Upon initial testing, the speakers sound much like a built-in speaker from high-end TVs. This is a huge improvement because, for the longest time, we have accepted laptop speakers as the lesser audio delivery system. To achieve this, Apple again made use of the slightly larger chassis to install 3 speakers on each side of the laptop. This two of these speakers are woofers that dramatically improve the bass while minimizing vibrations. This enables the laptop to play deeper and richer bass without contributing to making the audio sound tinny. The result is astoundingly rich sounds with stereo separation. If you like watching movies on your laptop without headphones, this might just be the only acceptable way to do it.
Lastly, Apple also improved the microphone on this thing. Some reviewers even recorded full songs on them with surprisingly acceptable results. They now use a three-mic setup that mimics a studio-array which cancels out echoes and hiss that we normally find in other laptop mics.

The Whole Package

Apple’s approach with the MacBook Pro 16 is a wholistic one. It improved on everything it could including dropping some features from the previous model that didn’t work.

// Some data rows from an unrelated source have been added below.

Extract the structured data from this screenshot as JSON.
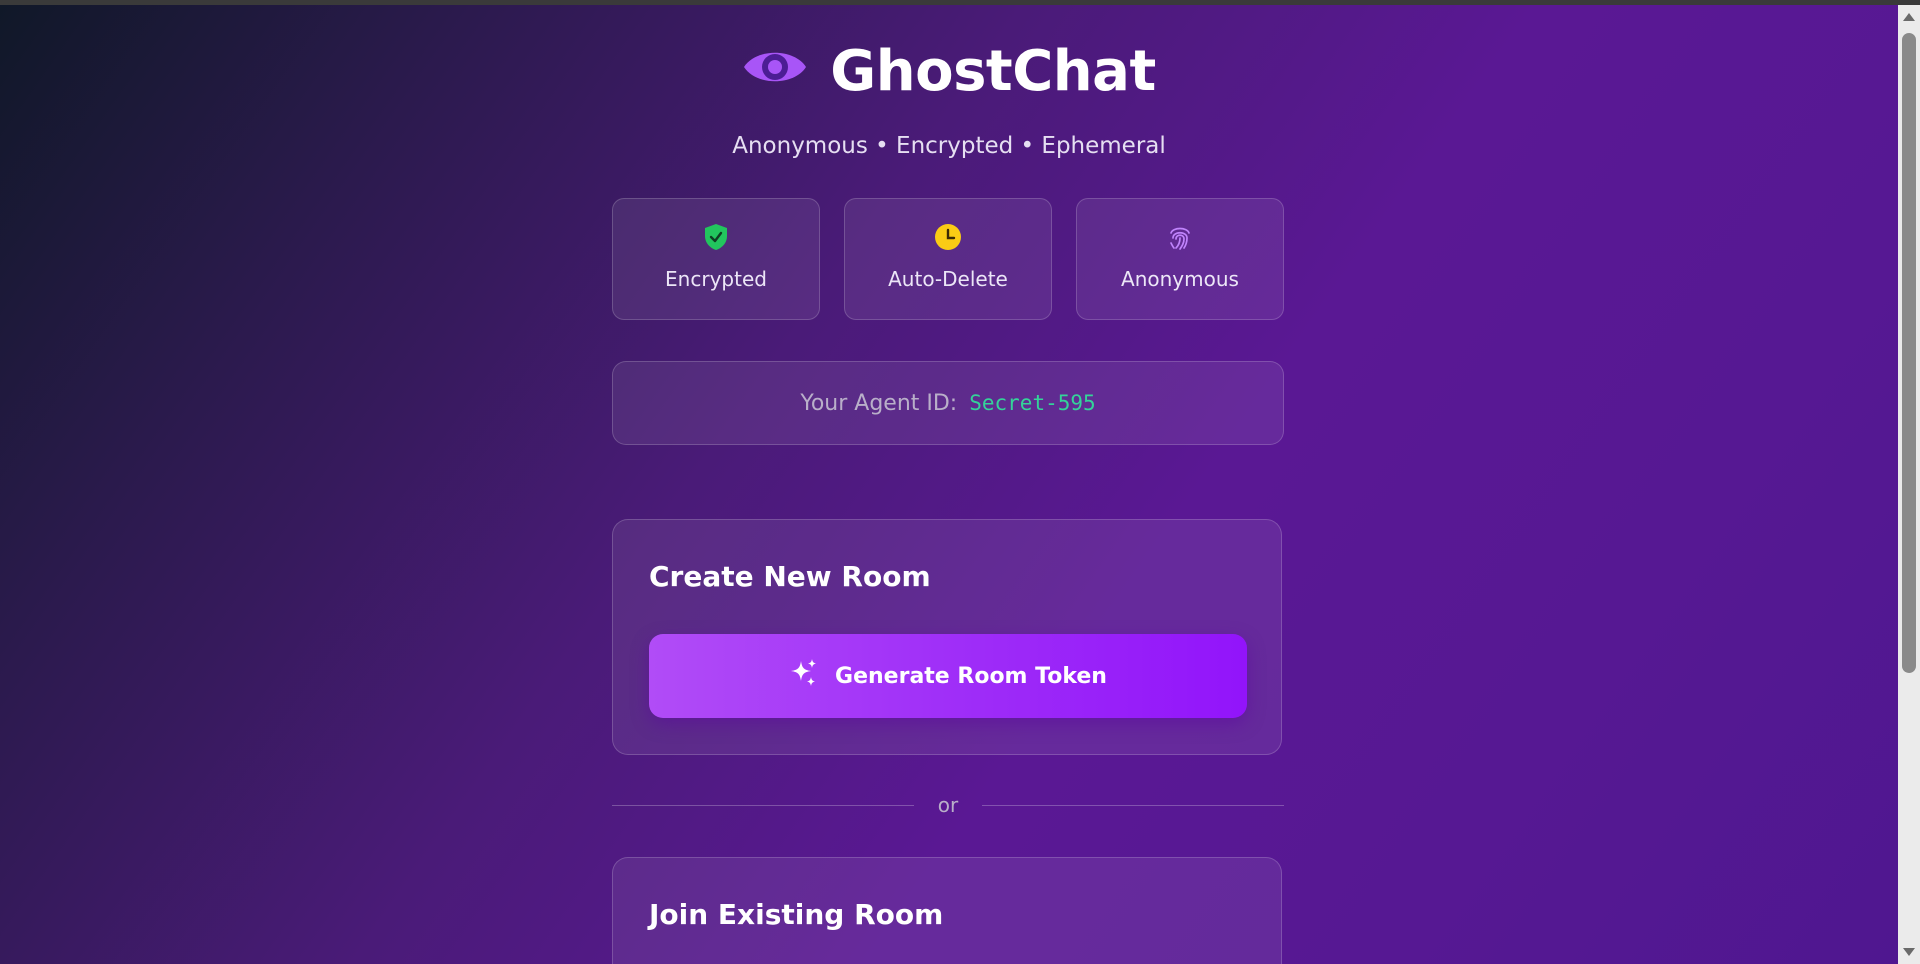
{
  "app": {
    "name": "GhostChat",
    "tagline": "Anonymous • Encrypted • Ephemeral",
    "logo_icon": "eye-icon"
  },
  "features": [
    {
      "label": "Encrypted",
      "icon": "shield-check-icon",
      "color": "#22c55e"
    },
    {
      "label": "Auto-Delete",
      "icon": "clock-icon",
      "color": "#facc15"
    },
    {
      "label": "Anonymous",
      "icon": "fingerprint-icon",
      "color": "#c084fc"
    }
  ],
  "agent": {
    "label": "Your Agent ID:",
    "id": "Secret-595"
  },
  "create_room": {
    "title": "Create New Room",
    "button_label": "Generate Room Token",
    "button_icon": "sparkles-icon"
  },
  "divider_text": "or",
  "join_room": {
    "title": "Join Existing Room"
  },
  "colors": {
    "accent": "#9d27f7",
    "agent_id": "#34d399"
  }
}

They've rolled back their butterfly switches and completely took out the touch bar to name a few.
This new MacBook Pro 16 has become the full package laptop that fans have, for the longest time, been clamouring for.